## Directions
Write every entry out again exactly, please, and skip the pictures.

## Supplied entries
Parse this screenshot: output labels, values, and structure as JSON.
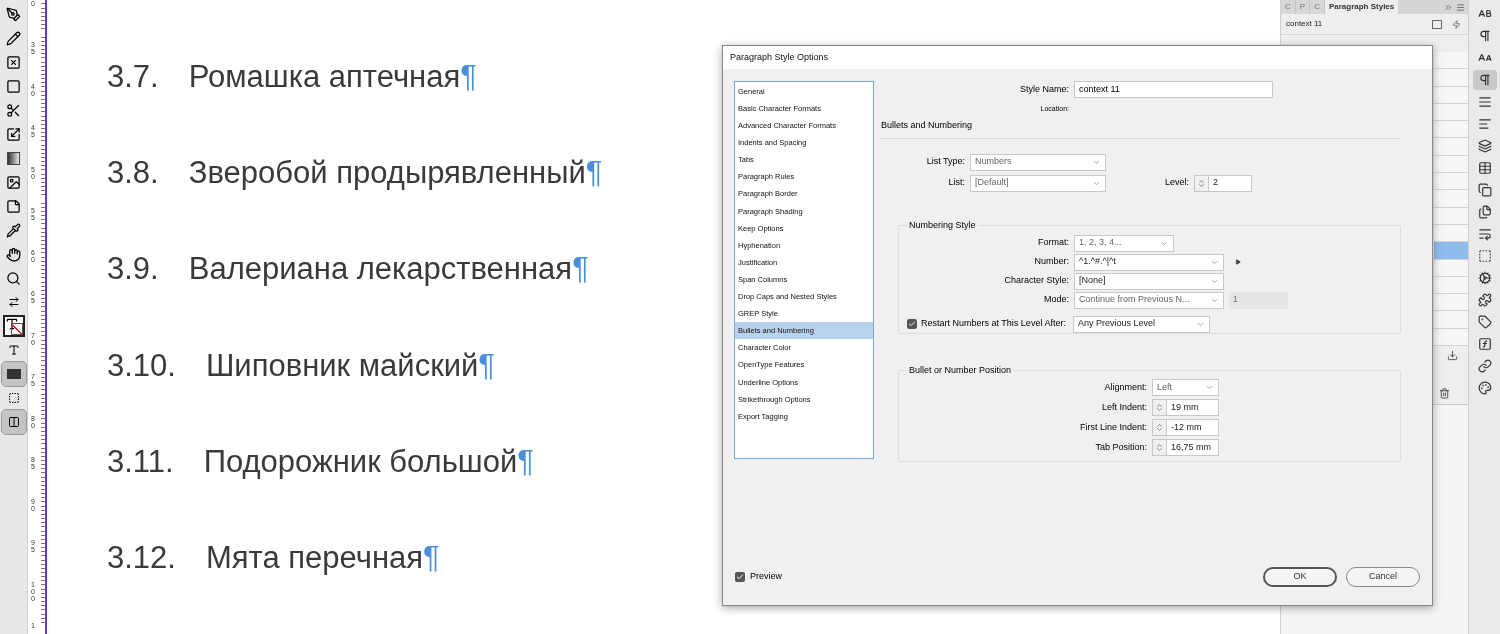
{
  "tools": [
    {
      "kind": "pen",
      "selected": false
    },
    {
      "kind": "pencil",
      "selected": false
    },
    {
      "kind": "frame",
      "selected": false
    },
    {
      "kind": "rectangle",
      "selected": false
    },
    {
      "kind": "scissors",
      "selected": false
    },
    {
      "kind": "transform",
      "selected": false
    },
    {
      "kind": "gradient",
      "selected": false
    },
    {
      "kind": "feather",
      "selected": false
    },
    {
      "kind": "note",
      "selected": false
    },
    {
      "kind": "eyedropper",
      "selected": false
    },
    {
      "kind": "hand",
      "selected": false
    },
    {
      "kind": "zoom",
      "selected": false
    },
    {
      "kind": "swap",
      "selected": false
    },
    {
      "kind": "fill-stroke",
      "selected": false
    },
    {
      "kind": "format",
      "selected": false
    },
    {
      "kind": "fill-box",
      "selected": true
    },
    {
      "kind": "mode",
      "selected": false
    },
    {
      "kind": "view",
      "selected": true
    }
  ],
  "ruler": {
    "labels": [
      "0",
      "35",
      "40",
      "45",
      "50",
      "55",
      "60",
      "65",
      "70",
      "75",
      "80",
      "85",
      "90",
      "95",
      "100",
      "1"
    ]
  },
  "document": {
    "items": [
      {
        "number": "3.7.",
        "text": "Ромашка аптечная",
        "mark": "¶"
      },
      {
        "number": "3.8.",
        "text": "Зверобой продырявленный",
        "mark": "¶"
      },
      {
        "number": "3.9.",
        "text": "Валериана лекарственная",
        "mark": "¶"
      },
      {
        "number": "3.10.",
        "text": "Шиповник майский",
        "mark": "¶"
      },
      {
        "number": "3.11.",
        "text": "Подорожник большой",
        "mark": "¶"
      },
      {
        "number": "3.12.",
        "text": "Мята перечная",
        "mark": "¶"
      }
    ]
  },
  "panel": {
    "tabs": [
      {
        "label": "C",
        "selected": false
      },
      {
        "label": "P",
        "selected": false
      },
      {
        "label": "C",
        "selected": false
      },
      {
        "label": "Paragraph Styles",
        "selected": true
      }
    ],
    "current_style": "context 11",
    "rows": [
      {
        "selected": false
      },
      {
        "selected": false
      },
      {
        "selected": false
      },
      {
        "selected": false
      },
      {
        "selected": false
      },
      {
        "selected": false
      },
      {
        "selected": false
      },
      {
        "selected": false
      },
      {
        "selected": false
      },
      {
        "selected": false
      },
      {
        "selected": false
      },
      {
        "selected": true
      },
      {
        "selected": false
      },
      {
        "selected": false
      },
      {
        "selected": false
      },
      {
        "selected": false
      },
      {
        "selected": false
      }
    ]
  },
  "panel_icons": [
    {
      "kind": "character",
      "selected": false
    },
    {
      "kind": "paragraph",
      "selected": false
    },
    {
      "kind": "char-style",
      "selected": false
    },
    {
      "kind": "para-style",
      "selected": true
    },
    {
      "kind": "stroke",
      "selected": false
    },
    {
      "kind": "align",
      "selected": false
    },
    {
      "kind": "pathfinder",
      "selected": false
    },
    {
      "kind": "table",
      "selected": false
    },
    {
      "kind": "cell-style",
      "selected": false
    },
    {
      "kind": "table-style",
      "selected": false
    },
    {
      "kind": "text-wrap",
      "selected": false
    },
    {
      "kind": "wrap-shape",
      "selected": false
    },
    {
      "kind": "scripts",
      "selected": false
    },
    {
      "kind": "script",
      "selected": false
    },
    {
      "kind": "script-label",
      "selected": false
    },
    {
      "kind": "effects",
      "selected": false
    },
    {
      "kind": "links",
      "selected": false
    },
    {
      "kind": "color",
      "selected": false
    }
  ],
  "dialog": {
    "title": "Paragraph Style Options",
    "categories": [
      {
        "label": "General",
        "selected": false
      },
      {
        "label": "Basic Character Formats",
        "selected": false
      },
      {
        "label": "Advanced Character Formats",
        "selected": false
      },
      {
        "label": "Indents and Spacing",
        "selected": false
      },
      {
        "label": "Tabs",
        "selected": false
      },
      {
        "label": "Paragraph Rules",
        "selected": false
      },
      {
        "label": "Paragraph Border",
        "selected": false
      },
      {
        "label": "Paragraph Shading",
        "selected": false
      },
      {
        "label": "Keep Options",
        "selected": false
      },
      {
        "label": "Hyphenation",
        "selected": false
      },
      {
        "label": "Justification",
        "selected": false
      },
      {
        "label": "Span Columns",
        "selected": false
      },
      {
        "label": "Drop Caps and Nested Styles",
        "selected": false
      },
      {
        "label": "GREP Style",
        "selected": false
      },
      {
        "label": "Bullets and Numbering",
        "selected": true
      },
      {
        "label": "Character Color",
        "selected": false
      },
      {
        "label": "OpenType Features",
        "selected": false
      },
      {
        "label": "Underline Options",
        "selected": false
      },
      {
        "label": "Strikethrough Options",
        "selected": false
      },
      {
        "label": "Export Tagging",
        "selected": false
      }
    ],
    "style_name": {
      "label": "Style Name:",
      "value": "context 11"
    },
    "location": {
      "label": "Location:"
    },
    "section_title": "Bullets and Numbering",
    "list_type": {
      "label": "List Type:",
      "value": "Numbers"
    },
    "list": {
      "label": "List:",
      "value": "[Default]"
    },
    "level": {
      "label": "Level:",
      "value": "2"
    },
    "numbering_style": {
      "title": "Numbering Style",
      "fields": [
        {
          "kind": "select",
          "label": "Format:",
          "value": "1, 2, 3, 4..."
        },
        {
          "kind": "combo",
          "label": "Number:",
          "value": "^1.^#.^|^t"
        },
        {
          "kind": "combo",
          "label": "Character Style:",
          "value": "[None]"
        },
        {
          "kind": "select",
          "label": "Mode:",
          "value": "Continue from Previous N...",
          "extra": "1"
        }
      ],
      "restart": {
        "label": "Restart Numbers at This Level After:",
        "checked": true,
        "value": "Any Previous Level"
      }
    },
    "position": {
      "title": "Bullet or Number Position",
      "fields": [
        {
          "kind": "select",
          "label": "Alignment:",
          "value": "Left"
        },
        {
          "kind": "spinner",
          "label": "Left Indent:",
          "value": "19 mm"
        },
        {
          "kind": "spinner",
          "label": "First Line Indent:",
          "value": "-12 mm"
        },
        {
          "kind": "spinner",
          "label": "Tab Position:",
          "value": "16,75 mm"
        }
      ]
    },
    "preview": {
      "label": "Preview",
      "checked": true
    },
    "buttons": [
      {
        "label": "OK",
        "default": true
      },
      {
        "label": "Cancel",
        "default": false
      }
    ]
  }
}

## Solved problem
Parse this screenshot: output labels, values, and structure as JSON.
{
  "tools": [
    {
      "kind": "pen",
      "selected": false
    },
    {
      "kind": "pencil",
      "selected": false
    },
    {
      "kind": "frame",
      "selected": false
    },
    {
      "kind": "rectangle",
      "selected": false
    },
    {
      "kind": "scissors",
      "selected": false
    },
    {
      "kind": "transform",
      "selected": false
    },
    {
      "kind": "gradient",
      "selected": false
    },
    {
      "kind": "feather",
      "selected": false
    },
    {
      "kind": "note",
      "selected": false
    },
    {
      "kind": "eyedropper",
      "selected": false
    },
    {
      "kind": "hand",
      "selected": false
    },
    {
      "kind": "zoom",
      "selected": false
    },
    {
      "kind": "swap",
      "selected": false
    },
    {
      "kind": "fill-stroke",
      "selected": false
    },
    {
      "kind": "format",
      "selected": false
    },
    {
      "kind": "fill-box",
      "selected": true
    },
    {
      "kind": "mode",
      "selected": false
    },
    {
      "kind": "view",
      "selected": true
    }
  ],
  "ruler": {
    "labels": [
      "0",
      "35",
      "40",
      "45",
      "50",
      "55",
      "60",
      "65",
      "70",
      "75",
      "80",
      "85",
      "90",
      "95",
      "100",
      "1"
    ]
  },
  "document": {
    "items": [
      {
        "number": "3.7.",
        "text": "Ромашка аптечная",
        "mark": "¶"
      },
      {
        "number": "3.8.",
        "text": "Зверобой продырявленный",
        "mark": "¶"
      },
      {
        "number": "3.9.",
        "text": "Валериана лекарственная",
        "mark": "¶"
      },
      {
        "number": "3.10.",
        "text": "Шиповник майский",
        "mark": "¶"
      },
      {
        "number": "3.11.",
        "text": "Подорожник большой",
        "mark": "¶"
      },
      {
        "number": "3.12.",
        "text": "Мята перечная",
        "mark": "¶"
      }
    ]
  },
  "panel": {
    "tabs": [
      {
        "label": "C",
        "selected": false
      },
      {
        "label": "P",
        "selected": false
      },
      {
        "label": "C",
        "selected": false
      },
      {
        "label": "Paragraph Styles",
        "selected": true
      }
    ],
    "current_style": "context 11",
    "rows": [
      {
        "selected": false
      },
      {
        "selected": false
      },
      {
        "selected": false
      },
      {
        "selected": false
      },
      {
        "selected": false
      },
      {
        "selected": false
      },
      {
        "selected": false
      },
      {
        "selected": false
      },
      {
        "selected": false
      },
      {
        "selected": false
      },
      {
        "selected": false
      },
      {
        "selected": true
      },
      {
        "selected": false
      },
      {
        "selected": false
      },
      {
        "selected": false
      },
      {
        "selected": false
      },
      {
        "selected": false
      }
    ]
  },
  "panel_icons": [
    {
      "kind": "character",
      "selected": false
    },
    {
      "kind": "paragraph",
      "selected": false
    },
    {
      "kind": "char-style",
      "selected": false
    },
    {
      "kind": "para-style",
      "selected": true
    },
    {
      "kind": "stroke",
      "selected": false
    },
    {
      "kind": "align",
      "selected": false
    },
    {
      "kind": "pathfinder",
      "selected": false
    },
    {
      "kind": "table",
      "selected": false
    },
    {
      "kind": "cell-style",
      "selected": false
    },
    {
      "kind": "table-style",
      "selected": false
    },
    {
      "kind": "text-wrap",
      "selected": false
    },
    {
      "kind": "wrap-shape",
      "selected": false
    },
    {
      "kind": "scripts",
      "selected": false
    },
    {
      "kind": "script",
      "selected": false
    },
    {
      "kind": "script-label",
      "selected": false
    },
    {
      "kind": "effects",
      "selected": false
    },
    {
      "kind": "links",
      "selected": false
    },
    {
      "kind": "color",
      "selected": false
    }
  ],
  "dialog": {
    "title": "Paragraph Style Options",
    "categories": [
      {
        "label": "General",
        "selected": false
      },
      {
        "label": "Basic Character Formats",
        "selected": false
      },
      {
        "label": "Advanced Character Formats",
        "selected": false
      },
      {
        "label": "Indents and Spacing",
        "selected": false
      },
      {
        "label": "Tabs",
        "selected": false
      },
      {
        "label": "Paragraph Rules",
        "selected": false
      },
      {
        "label": "Paragraph Border",
        "selected": false
      },
      {
        "label": "Paragraph Shading",
        "selected": false
      },
      {
        "label": "Keep Options",
        "selected": false
      },
      {
        "label": "Hyphenation",
        "selected": false
      },
      {
        "label": "Justification",
        "selected": false
      },
      {
        "label": "Span Columns",
        "selected": false
      },
      {
        "label": "Drop Caps and Nested Styles",
        "selected": false
      },
      {
        "label": "GREP Style",
        "selected": false
      },
      {
        "label": "Bullets and Numbering",
        "selected": true
      },
      {
        "label": "Character Color",
        "selected": false
      },
      {
        "label": "OpenType Features",
        "selected": false
      },
      {
        "label": "Underline Options",
        "selected": false
      },
      {
        "label": "Strikethrough Options",
        "selected": false
      },
      {
        "label": "Export Tagging",
        "selected": false
      }
    ],
    "style_name": {
      "label": "Style Name:",
      "value": "context 11"
    },
    "location": {
      "label": "Location:"
    },
    "section_title": "Bullets and Numbering",
    "list_type": {
      "label": "List Type:",
      "value": "Numbers"
    },
    "list": {
      "label": "List:",
      "value": "[Default]"
    },
    "level": {
      "label": "Level:",
      "value": "2"
    },
    "numbering_style": {
      "title": "Numbering Style",
      "fields": [
        {
          "kind": "select",
          "label": "Format:",
          "value": "1, 2, 3, 4..."
        },
        {
          "kind": "combo",
          "label": "Number:",
          "value": "^1.^#.^|^t"
        },
        {
          "kind": "combo",
          "label": "Character Style:",
          "value": "[None]"
        },
        {
          "kind": "select",
          "label": "Mode:",
          "value": "Continue from Previous N...",
          "extra": "1"
        }
      ],
      "restart": {
        "label": "Restart Numbers at This Level After:",
        "checked": true,
        "value": "Any Previous Level"
      }
    },
    "position": {
      "title": "Bullet or Number Position",
      "fields": [
        {
          "kind": "select",
          "label": "Alignment:",
          "value": "Left"
        },
        {
          "kind": "spinner",
          "label": "Left Indent:",
          "value": "19 mm"
        },
        {
          "kind": "spinner",
          "label": "First Line Indent:",
          "value": "-12 mm"
        },
        {
          "kind": "spinner",
          "label": "Tab Position:",
          "value": "16,75 mm"
        }
      ]
    },
    "preview": {
      "label": "Preview",
      "checked": true
    },
    "buttons": [
      {
        "label": "OK",
        "default": true
      },
      {
        "label": "Cancel",
        "default": false
      }
    ]
  }
}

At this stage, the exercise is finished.